Acquired thrombotic thrombocytopenic purpura (TTP) is a life-threatening disorder that results from the development of auto-antibodies against ADAMTS13 disrupting the binding of ADAMTS13 to von Willebrand factor and thereby preventing the proteinase activity and/or increasing the clearance from the circulation. Previous research from our department identified 9 O-linked glycosylation, 6 O-fucosylation and 2 C-mannosylation sites on plasma derived ADAMTS13. One of the N-linked glycosylation sites (N1354) is close to one of the previously identified peptides preferentially presented on HLA-DRB1*0301 and HLA-DRB1*1501 (ASYILIRD amino acid A1355-D1362) and also close to the HLA-DRB1*1101 peptide (FINVAPHAR amino acid F1328-R1336) suggesting a possible role for the glycosylation in the onset of acquired TTP.
To study the glycosylation and glycan trees ADAMTS13 purified from cryosupernatant was reduced with dithiothreitol, alkylated with iodoacetamide and subsequently processed into peptides overnight with either trypsin or chymotrypsin. The peptides were then purified using ZIC-HILIC proteatips and finally analyzed by tandem mass spectrometry employing both higher-energy collision dissociation (HCD) and electron transfer dissociation (ETD). The data files were analyzed using the BYONIC software package as well as manually.
Using this approach we identified the glycan structure on 10 N-linked glycosylation.
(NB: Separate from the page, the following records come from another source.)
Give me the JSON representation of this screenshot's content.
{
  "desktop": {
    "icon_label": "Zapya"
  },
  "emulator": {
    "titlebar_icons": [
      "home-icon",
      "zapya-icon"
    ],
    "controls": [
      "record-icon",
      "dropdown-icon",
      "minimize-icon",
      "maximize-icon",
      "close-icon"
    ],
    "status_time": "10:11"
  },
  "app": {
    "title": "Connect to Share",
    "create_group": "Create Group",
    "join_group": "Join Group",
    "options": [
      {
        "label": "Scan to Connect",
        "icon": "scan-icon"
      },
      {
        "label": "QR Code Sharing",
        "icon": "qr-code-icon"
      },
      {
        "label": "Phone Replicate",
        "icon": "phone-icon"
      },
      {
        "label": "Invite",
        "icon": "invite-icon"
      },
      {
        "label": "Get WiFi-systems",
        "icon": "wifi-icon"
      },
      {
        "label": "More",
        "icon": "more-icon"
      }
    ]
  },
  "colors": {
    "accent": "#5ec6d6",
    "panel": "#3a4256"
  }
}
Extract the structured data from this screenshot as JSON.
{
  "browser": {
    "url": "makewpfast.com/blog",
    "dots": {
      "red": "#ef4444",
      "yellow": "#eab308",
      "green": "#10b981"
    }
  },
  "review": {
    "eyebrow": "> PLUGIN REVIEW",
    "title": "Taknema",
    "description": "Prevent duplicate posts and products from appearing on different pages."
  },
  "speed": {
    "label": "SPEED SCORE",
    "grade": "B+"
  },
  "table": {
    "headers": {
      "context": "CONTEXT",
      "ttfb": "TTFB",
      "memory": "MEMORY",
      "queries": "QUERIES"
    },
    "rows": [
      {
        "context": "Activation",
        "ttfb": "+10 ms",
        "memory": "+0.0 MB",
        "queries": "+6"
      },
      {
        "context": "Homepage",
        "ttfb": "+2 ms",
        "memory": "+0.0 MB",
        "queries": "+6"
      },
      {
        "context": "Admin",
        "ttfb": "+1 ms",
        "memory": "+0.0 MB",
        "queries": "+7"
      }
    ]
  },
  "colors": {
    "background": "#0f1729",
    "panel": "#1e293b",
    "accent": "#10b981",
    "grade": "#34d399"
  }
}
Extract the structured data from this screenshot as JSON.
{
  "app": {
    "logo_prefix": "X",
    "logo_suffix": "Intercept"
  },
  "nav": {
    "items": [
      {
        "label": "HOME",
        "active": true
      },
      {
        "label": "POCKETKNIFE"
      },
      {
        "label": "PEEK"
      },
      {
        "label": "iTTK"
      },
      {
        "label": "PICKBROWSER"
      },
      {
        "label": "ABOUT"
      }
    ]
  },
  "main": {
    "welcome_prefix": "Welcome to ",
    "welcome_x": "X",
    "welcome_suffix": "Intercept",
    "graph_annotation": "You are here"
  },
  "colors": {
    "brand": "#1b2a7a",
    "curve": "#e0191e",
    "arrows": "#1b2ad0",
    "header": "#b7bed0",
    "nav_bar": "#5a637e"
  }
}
Nine out of 10 glycans contained complex carbohydrate structures terminating in sialic acid. The glycans at these N-linked sites were identified both with or without a fucose on the primary GlcNAc. We were unable to identify a GalNAc residue in the glycan linked to N614 in the spacer domain. This suggest that the glycan on N614 consist primarily of high mannose structures. Binding of ADAMTS13 to the mannose receptor on dendritic cells is most likely facilitated by the high mannose glycan on N614.
Furthermore we identified 6 O-linked glycosylation sites either on a serine of a threonine. One O-linked glycan is located in the spacer domain, 2 were found in the thrombospondin type 1 repeat-6 (TSP6), another one was found in TSP8 and 1 O-linked glycosylation site was found in both of the CUB domains. Four out of 6 O-glycans contained terminal sialic acid of which 2 also contained a fucose attached to the GlcNAc. Several O-glycans contained a terminal galactose residue; one O-glycan in TSP6 terminated in both a GlcNAc and a GalNAc residue.
O-fucosylation is a common post-translational modification of thrombospondin type 1 repeats. We identified 9 O-fucosylation sites in the TSP repeats. Seven out of 9 sites adhered to the consensus sequence previously defined for O-fucosylation. TSP1 and 2 contained an additional O-fucosylation site at residues T407 and S724; these sites did not match the consensus sequence for O-fucosylation. Interestingly, two additional O-fucosylation sites were identified in cysteine rich and spacer domain at residue S553 and S698. All these residues were predicted to contain a glucose-fucose modification. Next to these glucose-fucose modifications we also identified 2 fucose modification in both of the CUB domains at residues S1170 and T1344. These results show that ADAMTS13 is extensively modified by O-fucosylation.
Evidence for C-mannosylation of 8 different tryptophans was obtained. In accordance with previous findings the W387 or W390 (TSP1) and W884 (TSP4) were found to be C-mannosylated. We also found C-mannosylated tryptophans at position and W730 (TSP2) and W1081 (TSP8). Four additional C-mannosylated tryptophans were detected at position W208 (metallo proteinase domain), W1307 (CUB1 domain) and W1379 and W1406 (CUB2 domain). These results show that C-mannosylation is a common post translational modification in ADAMTS13 that is also found outside the TSP domains.
Taken together these findings highlight the extensive post translational modification of ADAMTS13 by diverse carbohydrate structures. We anticipate that our findings might be relevant for the clearance and/or immune recognition of ADAMTS13.
No relevant conflicts of interest to declare.
Asterisk with author names denotes non-ASH members.